    I still confused by your last response. Do the different versions of this plotter have different U13 UART chips (your's taking serial input and mine taking parallel) or are the differences in data input between them "UPSTREAM" of the U13 chip? If the latter, then I don't see why your solution wouldn't work the same way in both versions.



    Reply 15 days ago

    Hello Jeff,

    let me try to clarify; these two versions of the plotter are the same except for the PC to plotter communication interface.

    In my version I have serial communication to a UART chip (denoted in the diagram of my version as U13). This chip then gives a parallel output on the 8 date lines (denoted D7 to D0) that go directly to the plotter's processor (denoted as U14).

    In your version, you do not have a UART chip. Instead you have an "Interface Adapter" chip that is meant for the HP-IB (aka GPIB) protocol. This chip in your diagram is denoted as U12 and your processor is U13.

    An interesting point is that the parallel output of your Interface Adapter chip goes to your processor on the same data pins as in my version.

    So my idea would be to try to solder directly on the 8 data pins (and GND) of the processor and use a USB to parallel converter instead of a USB to serial converter. I am not sure if this would be enough, since there will be no handshaking involved and I am not sure if the R/W pin must be involved.

    I must admit, this modification might not be so easy.

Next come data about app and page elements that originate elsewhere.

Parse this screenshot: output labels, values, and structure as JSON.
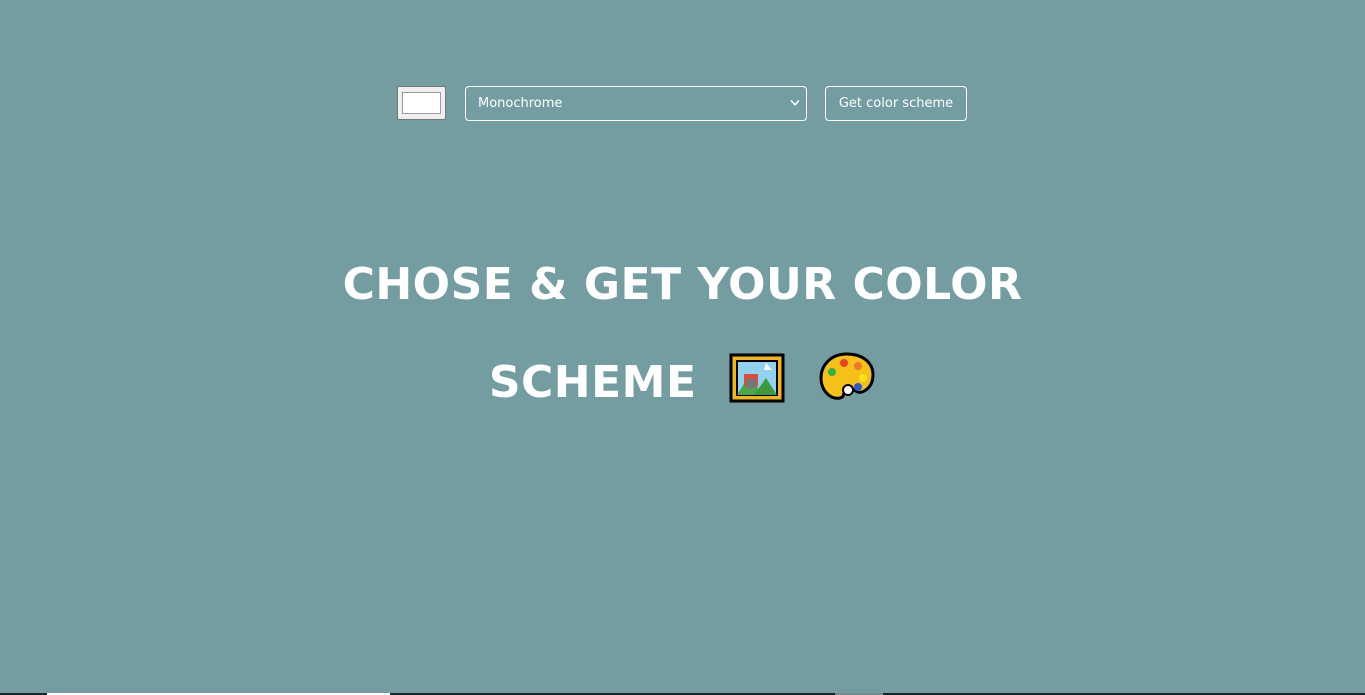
{
  "page": {
    "background_color": "#749da1"
  },
  "controls": {
    "color_input_value": "#ffffff",
    "mode_select": {
      "selected": "Monochrome"
    },
    "submit_label": "Get color scheme"
  },
  "headline": {
    "line1": "CHOSE & GET YOUR COLOR",
    "line2": "SCHEME",
    "icons": [
      "framed-picture-icon",
      "artist-palette-icon"
    ]
  }
}
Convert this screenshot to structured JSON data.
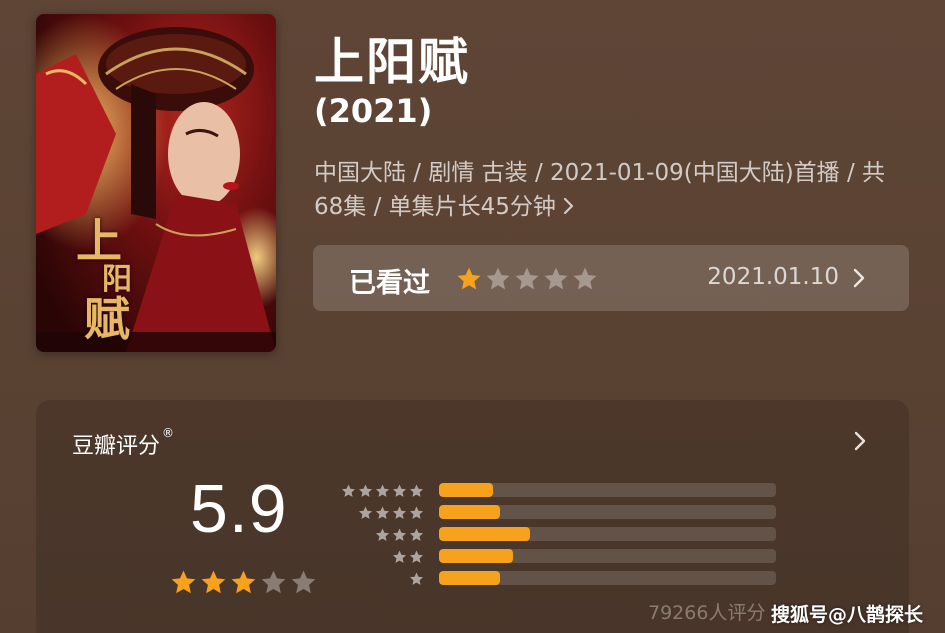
{
  "movie": {
    "title": "上阳赋",
    "year": "(2021)",
    "meta_line": "中国大陆 / 剧情 古装 / 2021-01-09(中国大陆)首播 / 共68集 / 单集片长45分钟",
    "poster_title_chars": [
      "上",
      "阳",
      "赋"
    ]
  },
  "watched": {
    "label": "已看过",
    "my_rating_stars": 1,
    "max_stars": 5,
    "date": "2021.01.10"
  },
  "rating": {
    "title": "豆瓣评分",
    "registered_mark": "®",
    "score": "5.9",
    "score_stars": 3,
    "max_stars": 5,
    "distribution": [
      {
        "stars": 5,
        "fraction": 0.16
      },
      {
        "stars": 4,
        "fraction": 0.18
      },
      {
        "stars": 3,
        "fraction": 0.27
      },
      {
        "stars": 2,
        "fraction": 0.22
      },
      {
        "stars": 1,
        "fraction": 0.18
      }
    ],
    "votes": "79266人评分"
  },
  "watermark": "搜狐号@八鹊探长",
  "colors": {
    "star_active": "#f6a21d",
    "star_inactive": "rgba(255,255,255,0.35)",
    "bar_fill": "#f6a21d",
    "background": "#5b4334"
  },
  "icons": {
    "meta_chevron": "chevron-right-icon",
    "watched_chevron": "chevron-right-icon",
    "rating_chevron": "chevron-right-icon",
    "star": "star-icon"
  }
}
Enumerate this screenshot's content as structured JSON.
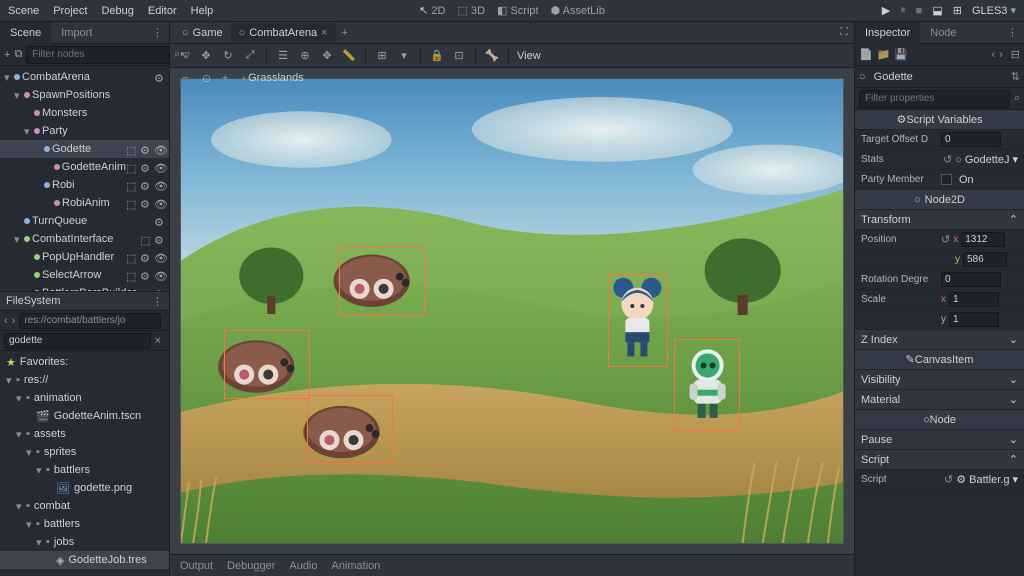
{
  "menu": {
    "items": [
      "Scene",
      "Project",
      "Debug",
      "Editor",
      "Help"
    ]
  },
  "workspace_tabs": {
    "items": [
      "2D",
      "3D",
      "Script",
      "AssetLib"
    ],
    "active": 0
  },
  "renderer": "GLES3",
  "scene_dock": {
    "tabs": [
      "Scene",
      "Import"
    ],
    "active": 0,
    "filter_placeholder": "Filter nodes",
    "tree": [
      {
        "depth": 0,
        "label": "CombatArena",
        "icon": "node2d",
        "expand": true,
        "icons": [
          "script"
        ]
      },
      {
        "depth": 1,
        "label": "SpawnPositions",
        "icon": "linked",
        "expand": true,
        "icons": []
      },
      {
        "depth": 2,
        "label": "Monsters",
        "icon": "pos",
        "icons": []
      },
      {
        "depth": 2,
        "label": "Party",
        "icon": "pos",
        "expand": true,
        "icons": []
      },
      {
        "depth": 3,
        "label": "Godette",
        "icon": "node2d",
        "sel": true,
        "icons": [
          "inst",
          "script",
          "vis"
        ]
      },
      {
        "depth": 4,
        "label": "GodetteAnim",
        "icon": "linked",
        "icons": [
          "inst",
          "script",
          "vis"
        ]
      },
      {
        "depth": 3,
        "label": "Robi",
        "icon": "node2d",
        "icons": [
          "inst",
          "script",
          "vis"
        ]
      },
      {
        "depth": 4,
        "label": "RobiAnim",
        "icon": "linked",
        "icons": [
          "inst",
          "script",
          "vis"
        ]
      },
      {
        "depth": 1,
        "label": "TurnQueue",
        "icon": "ysort",
        "icons": [
          "script"
        ]
      },
      {
        "depth": 1,
        "label": "CombatInterface",
        "icon": "control",
        "expand": true,
        "icons": [
          "inst",
          "script"
        ]
      },
      {
        "depth": 2,
        "label": "PopUpHandler",
        "icon": "dot-g",
        "icons": [
          "inst",
          "script",
          "vis"
        ]
      },
      {
        "depth": 2,
        "label": "SelectArrow",
        "icon": "dot-g",
        "icons": [
          "inst",
          "script",
          "vis"
        ]
      },
      {
        "depth": 2,
        "label": "BattlersBarsBuilder",
        "icon": "dot-g",
        "icons": [
          "inst",
          "script"
        ]
      }
    ]
  },
  "filesystem": {
    "title": "FileSystem",
    "path": "res://combat/battlers/jo",
    "search": "godette",
    "favorites_label": "Favorites:",
    "tree": [
      {
        "depth": 0,
        "label": "res://",
        "icon": "folder",
        "expand": true
      },
      {
        "depth": 1,
        "label": "animation",
        "icon": "folder",
        "expand": true
      },
      {
        "depth": 2,
        "label": "GodetteAnim.tscn",
        "icon": "scene"
      },
      {
        "depth": 1,
        "label": "assets",
        "icon": "folder",
        "expand": true
      },
      {
        "depth": 2,
        "label": "sprites",
        "icon": "folder",
        "expand": true
      },
      {
        "depth": 3,
        "label": "battlers",
        "icon": "folder",
        "expand": true
      },
      {
        "depth": 4,
        "label": "godette.png",
        "icon": "image"
      },
      {
        "depth": 1,
        "label": "combat",
        "icon": "folder",
        "expand": true
      },
      {
        "depth": 2,
        "label": "battlers",
        "icon": "folder",
        "expand": true
      },
      {
        "depth": 3,
        "label": "jobs",
        "icon": "folder",
        "expand": true
      },
      {
        "depth": 4,
        "label": "GodetteJob.tres",
        "icon": "res",
        "sel": true
      }
    ]
  },
  "scene_tabs": {
    "items": [
      {
        "label": "Game"
      },
      {
        "label": "CombatArena",
        "active": true
      }
    ]
  },
  "viewport": {
    "view_menu": "View",
    "breadcrumb": "Grasslands"
  },
  "bottom_panel": {
    "items": [
      "Output",
      "Debugger",
      "Audio",
      "Animation"
    ]
  },
  "inspector": {
    "tabs": [
      "Inspector",
      "Node"
    ],
    "active": 0,
    "object_name": "Godette",
    "filter_placeholder": "Filter properties",
    "sections": {
      "script_vars": "Script Variables",
      "node2d": "Node2D",
      "transform": "Transform",
      "canvasitem": "CanvasItem",
      "node": "Node"
    },
    "props": {
      "target_offset_label": "Target Offset D",
      "target_offset": "0",
      "stats_label": "Stats",
      "stats_val": "GodetteJ",
      "party_member_label": "Party Member",
      "party_member": "On",
      "position_label": "Position",
      "position_x": "1312",
      "position_y": "586",
      "rotation_label": "Rotation Degre",
      "rotation": "0",
      "scale_label": "Scale",
      "scale_x": "1",
      "scale_y": "1",
      "zindex_label": "Z Index",
      "visibility_label": "Visibility",
      "material_label": "Material",
      "pause_label": "Pause",
      "script_label_sec": "Script",
      "script_label": "Script",
      "script_val": "Battler.g"
    }
  }
}
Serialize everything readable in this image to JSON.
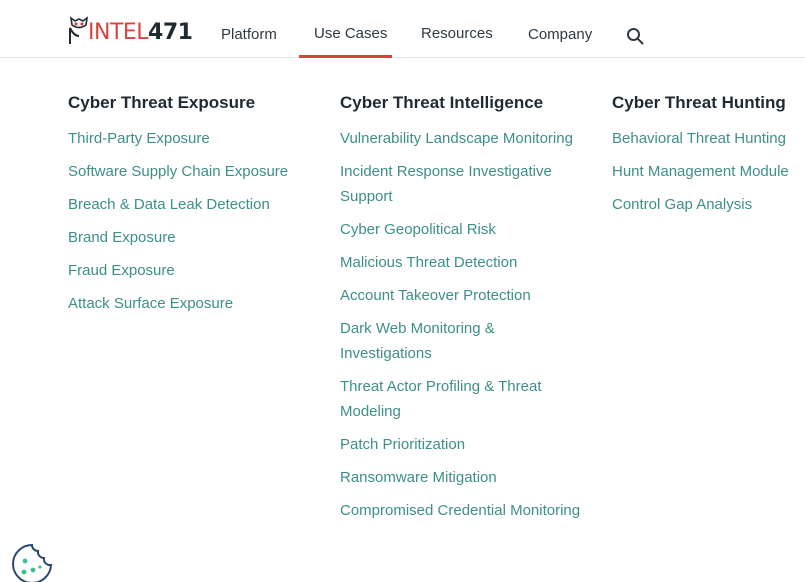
{
  "brand": {
    "logo_intel": "INTEL",
    "logo_num": "471"
  },
  "nav": {
    "items": [
      {
        "label": "Platform"
      },
      {
        "label": "Use Cases"
      },
      {
        "label": "Resources"
      },
      {
        "label": "Company"
      }
    ],
    "active": "Use Cases"
  },
  "menu": {
    "columns": [
      {
        "title": "Cyber Threat Exposure",
        "links": [
          "Third-Party Exposure",
          "Software Supply Chain Exposure",
          "Breach & Data Leak Detection",
          "Brand Exposure",
          "Fraud Exposure",
          "Attack Surface Exposure"
        ]
      },
      {
        "title": "Cyber Threat Intelligence",
        "links": [
          "Vulnerability Landscape Monitoring",
          "Incident Response Investigative Support",
          "Cyber Geopolitical Risk",
          "Malicious Threat Detection",
          "Account Takeover Protection",
          "Dark Web Monitoring & Investigations",
          "Threat Actor Profiling & Threat Modeling",
          "Patch Prioritization",
          "Ransomware Mitigation",
          "Compromised Credential Monitoring"
        ]
      },
      {
        "title": "Cyber Threat Hunting",
        "links": [
          "Behavioral Threat Hunting",
          "Hunt Management Module",
          "Control Gap Analysis"
        ]
      }
    ]
  },
  "colors": {
    "accent": "#d6463f",
    "link": "#3d8f8a",
    "text": "#1f2a33"
  },
  "icons": {
    "search": "search-icon",
    "cookie": "cookie-icon",
    "logo": "owl-logo-icon"
  }
}
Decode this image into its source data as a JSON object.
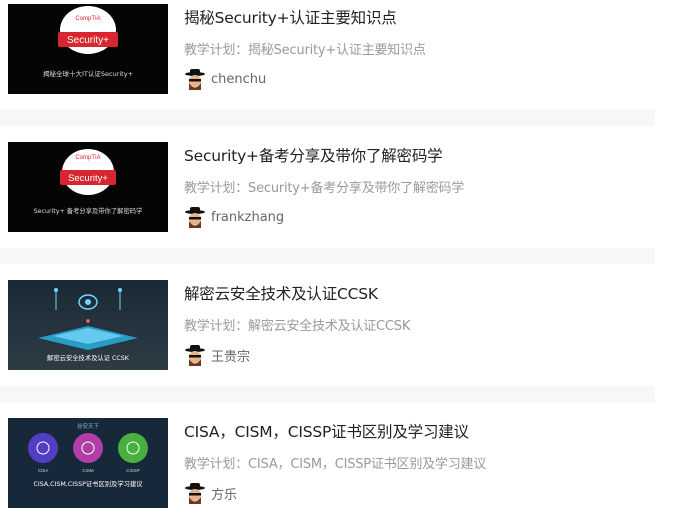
{
  "courses": [
    {
      "title": "揭秘Security+认证主要知识点",
      "plan_prefix": "教学计划：",
      "plan": "揭秘Security+认证主要知识点",
      "author": "chenchu",
      "thumb_logo_top": "CompTIA",
      "thumb_logo_mid": "Security+",
      "thumb_caption": "揭秘全球十大IT认证Security+",
      "thumb_icon": "security-plus-logo"
    },
    {
      "title": "Security+备考分享及带你了解密码学",
      "plan_prefix": "教学计划：",
      "plan": "Security+备考分享及带你了解密码学",
      "author": "frankzhang",
      "thumb_logo_top": "CompTIA",
      "thumb_logo_mid": "Security+",
      "thumb_caption": "Security+ 备考分享及带你了解密码学",
      "thumb_icon": "security-plus-logo"
    },
    {
      "title": "解密云安全技术及认证CCSK",
      "plan_prefix": "教学计划：",
      "plan": "解密云安全技术及认证CCSK",
      "author": "王贵宗",
      "thumb_caption": "解密云安全技术及认证 CCSK",
      "thumb_icon": "cloud-security-illustration"
    },
    {
      "title": "CISA，CISM，CISSP证书区别及学习建议",
      "plan_prefix": "教学计划：",
      "plan": "CISA，CISM，CISSP证书区别及学习建议",
      "author": "方乐",
      "thumb_header": "谷安天下",
      "thumb_labels": [
        "CISA",
        "CISM",
        "CISSP"
      ],
      "thumb_caption": "CISA,CISM,CISSP证书区别及学习建议",
      "thumb_icon": "three-certificates-illustration"
    }
  ],
  "colors": {
    "separator": "#f6f7f9",
    "title": "#222222",
    "plan": "#9a9a9a",
    "author": "#666666",
    "comptia_red": "#d7262f"
  }
}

    On a side note, I found out that these plotters have a test page already programmed in it. If you load a pen in at least Pen 1 and a piece of paper you can hold down the P1 and P2 buttons together and turn the plotter on at the back. I uploaded a photo of it for you to see what I mean.